** Opening Data provided block **

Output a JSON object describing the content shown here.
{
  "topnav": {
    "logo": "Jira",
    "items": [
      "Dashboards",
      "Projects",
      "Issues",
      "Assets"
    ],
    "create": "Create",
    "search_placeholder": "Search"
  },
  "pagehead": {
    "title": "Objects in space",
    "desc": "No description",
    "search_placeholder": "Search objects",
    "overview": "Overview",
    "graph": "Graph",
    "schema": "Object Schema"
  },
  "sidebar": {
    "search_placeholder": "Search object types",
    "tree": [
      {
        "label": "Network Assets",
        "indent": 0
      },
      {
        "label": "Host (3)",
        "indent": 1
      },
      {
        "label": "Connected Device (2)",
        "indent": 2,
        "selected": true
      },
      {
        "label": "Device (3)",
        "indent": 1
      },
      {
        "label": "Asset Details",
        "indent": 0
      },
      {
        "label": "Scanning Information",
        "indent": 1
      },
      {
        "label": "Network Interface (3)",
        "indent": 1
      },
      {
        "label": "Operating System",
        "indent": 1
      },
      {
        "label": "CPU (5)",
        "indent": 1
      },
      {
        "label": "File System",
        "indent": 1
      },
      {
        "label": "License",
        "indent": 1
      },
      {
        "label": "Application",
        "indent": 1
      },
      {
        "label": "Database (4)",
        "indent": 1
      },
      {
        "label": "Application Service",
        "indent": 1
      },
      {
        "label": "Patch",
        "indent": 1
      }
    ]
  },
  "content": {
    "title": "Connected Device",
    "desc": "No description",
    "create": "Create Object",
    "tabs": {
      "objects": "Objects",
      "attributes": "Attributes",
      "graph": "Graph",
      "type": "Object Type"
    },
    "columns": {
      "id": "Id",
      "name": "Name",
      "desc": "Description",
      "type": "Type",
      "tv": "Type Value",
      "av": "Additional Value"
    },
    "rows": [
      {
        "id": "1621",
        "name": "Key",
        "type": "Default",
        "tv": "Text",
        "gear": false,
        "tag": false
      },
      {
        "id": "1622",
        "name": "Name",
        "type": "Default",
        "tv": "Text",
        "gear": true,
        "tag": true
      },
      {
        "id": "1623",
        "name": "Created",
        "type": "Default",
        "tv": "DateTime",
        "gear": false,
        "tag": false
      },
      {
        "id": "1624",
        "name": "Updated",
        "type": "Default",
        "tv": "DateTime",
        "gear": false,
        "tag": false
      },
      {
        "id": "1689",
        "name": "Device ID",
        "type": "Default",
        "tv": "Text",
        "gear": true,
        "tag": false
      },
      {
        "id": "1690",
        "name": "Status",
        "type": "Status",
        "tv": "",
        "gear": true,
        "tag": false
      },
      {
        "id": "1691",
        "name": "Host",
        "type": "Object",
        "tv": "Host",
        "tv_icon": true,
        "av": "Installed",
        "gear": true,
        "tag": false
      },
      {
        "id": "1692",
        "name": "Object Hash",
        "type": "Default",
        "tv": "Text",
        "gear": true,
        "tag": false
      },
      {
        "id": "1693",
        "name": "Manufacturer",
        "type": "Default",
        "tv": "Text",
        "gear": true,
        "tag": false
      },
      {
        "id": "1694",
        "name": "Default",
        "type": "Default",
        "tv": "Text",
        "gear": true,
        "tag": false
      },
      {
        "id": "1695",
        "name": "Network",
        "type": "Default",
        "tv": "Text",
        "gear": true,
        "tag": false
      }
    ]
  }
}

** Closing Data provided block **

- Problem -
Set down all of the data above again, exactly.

- Solution below -
Output a JSON object describing the content shown here.
{
  "topnav": {
    "logo": "Jira",
    "items": [
      "Dashboards",
      "Projects",
      "Issues",
      "Assets"
    ],
    "create": "Create",
    "search_placeholder": "Search"
  },
  "pagehead": {
    "title": "Objects in space",
    "desc": "No description",
    "search_placeholder": "Search objects",
    "overview": "Overview",
    "graph": "Graph",
    "schema": "Object Schema"
  },
  "sidebar": {
    "search_placeholder": "Search object types",
    "tree": [
      {
        "label": "Network Assets",
        "indent": 0
      },
      {
        "label": "Host (3)",
        "indent": 1
      },
      {
        "label": "Connected Device (2)",
        "indent": 2,
        "selected": true
      },
      {
        "label": "Device (3)",
        "indent": 1
      },
      {
        "label": "Asset Details",
        "indent": 0
      },
      {
        "label": "Scanning Information",
        "indent": 1
      },
      {
        "label": "Network Interface (3)",
        "indent": 1
      },
      {
        "label": "Operating System",
        "indent": 1
      },
      {
        "label": "CPU (5)",
        "indent": 1
      },
      {
        "label": "File System",
        "indent": 1
      },
      {
        "label": "License",
        "indent": 1
      },
      {
        "label": "Application",
        "indent": 1
      },
      {
        "label": "Database (4)",
        "indent": 1
      },
      {
        "label": "Application Service",
        "indent": 1
      },
      {
        "label": "Patch",
        "indent": 1
      }
    ]
  },
  "content": {
    "title": "Connected Device",
    "desc": "No description",
    "create": "Create Object",
    "tabs": {
      "objects": "Objects",
      "attributes": "Attributes",
      "graph": "Graph",
      "type": "Object Type"
    },
    "columns": {
      "id": "Id",
      "name": "Name",
      "desc": "Description",
      "type": "Type",
      "tv": "Type Value",
      "av": "Additional Value"
    },
    "rows": [
      {
        "id": "1621",
        "name": "Key",
        "type": "Default",
        "tv": "Text",
        "gear": false,
        "tag": false
      },
      {
        "id": "1622",
        "name": "Name",
        "type": "Default",
        "tv": "Text",
        "gear": true,
        "tag": true
      },
      {
        "id": "1623",
        "name": "Created",
        "type": "Default",
        "tv": "DateTime",
        "gear": false,
        "tag": false
      },
      {
        "id": "1624",
        "name": "Updated",
        "type": "Default",
        "tv": "DateTime",
        "gear": false,
        "tag": false
      },
      {
        "id": "1689",
        "name": "Device ID",
        "type": "Default",
        "tv": "Text",
        "gear": true,
        "tag": false
      },
      {
        "id": "1690",
        "name": "Status",
        "type": "Status",
        "tv": "",
        "gear": true,
        "tag": false
      },
      {
        "id": "1691",
        "name": "Host",
        "type": "Object",
        "tv": "Host",
        "tv_icon": true,
        "av": "Installed",
        "gear": true,
        "tag": false
      },
      {
        "id": "1692",
        "name": "Object Hash",
        "type": "Default",
        "tv": "Text",
        "gear": true,
        "tag": false
      },
      {
        "id": "1693",
        "name": "Manufacturer",
        "type": "Default",
        "tv": "Text",
        "gear": true,
        "tag": false
      },
      {
        "id": "1694",
        "name": "Default",
        "type": "Default",
        "tv": "Text",
        "gear": true,
        "tag": false
      },
      {
        "id": "1695",
        "name": "Network",
        "type": "Default",
        "tv": "Text",
        "gear": true,
        "tag": false
      }
    ]
  }
}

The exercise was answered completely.